Restate the records word for word. Include no pictures.

+ + + + + + +

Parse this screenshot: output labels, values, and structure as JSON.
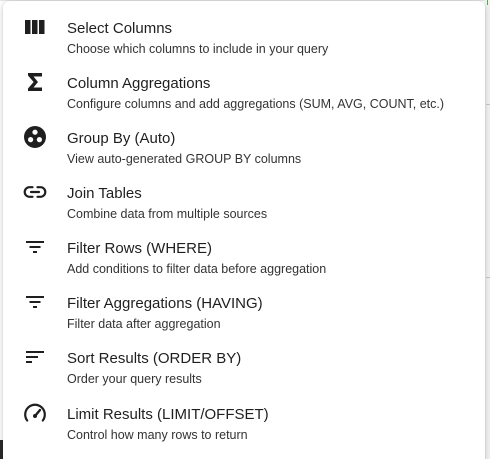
{
  "menu": {
    "items": [
      {
        "icon": "columns-icon",
        "title": "Select Columns",
        "description": "Choose which columns to include in your query"
      },
      {
        "icon": "sigma-icon",
        "title": "Column Aggregations",
        "description": "Configure columns and add aggregations (SUM, AVG, COUNT, etc.)"
      },
      {
        "icon": "workspaces-icon",
        "title": "Group By (Auto)",
        "description": "View auto-generated GROUP BY columns"
      },
      {
        "icon": "link-icon",
        "title": "Join Tables",
        "description": "Combine data from multiple sources"
      },
      {
        "icon": "filter-icon",
        "title": "Filter Rows (WHERE)",
        "description": "Add conditions to filter data before aggregation"
      },
      {
        "icon": "filter-icon",
        "title": "Filter Aggregations (HAVING)",
        "description": "Filter data after aggregation"
      },
      {
        "icon": "sort-icon",
        "title": "Sort Results (ORDER BY)",
        "description": "Order your query results"
      },
      {
        "icon": "speed-icon",
        "title": "Limit Results (LIMIT/OFFSET)",
        "description": "Control how many rows to return"
      }
    ]
  },
  "colors": {
    "icon": "#1f1f1f",
    "title": "#1f1f1f",
    "description": "#333333",
    "surface": "#ffffff"
  }
}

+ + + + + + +

*Your solution*.
Parse this screenshot: output labels, values, and structure as JSON.
{
  "menu": {
    "items": [
      {
        "icon": "columns-icon",
        "title": "Select Columns",
        "description": "Choose which columns to include in your query"
      },
      {
        "icon": "sigma-icon",
        "title": "Column Aggregations",
        "description": "Configure columns and add aggregations (SUM, AVG, COUNT, etc.)"
      },
      {
        "icon": "workspaces-icon",
        "title": "Group By (Auto)",
        "description": "View auto-generated GROUP BY columns"
      },
      {
        "icon": "link-icon",
        "title": "Join Tables",
        "description": "Combine data from multiple sources"
      },
      {
        "icon": "filter-icon",
        "title": "Filter Rows (WHERE)",
        "description": "Add conditions to filter data before aggregation"
      },
      {
        "icon": "filter-icon",
        "title": "Filter Aggregations (HAVING)",
        "description": "Filter data after aggregation"
      },
      {
        "icon": "sort-icon",
        "title": "Sort Results (ORDER BY)",
        "description": "Order your query results"
      },
      {
        "icon": "speed-icon",
        "title": "Limit Results (LIMIT/OFFSET)",
        "description": "Control how many rows to return"
      }
    ]
  },
  "colors": {
    "icon": "#1f1f1f",
    "title": "#1f1f1f",
    "description": "#333333",
    "surface": "#ffffff"
  }
}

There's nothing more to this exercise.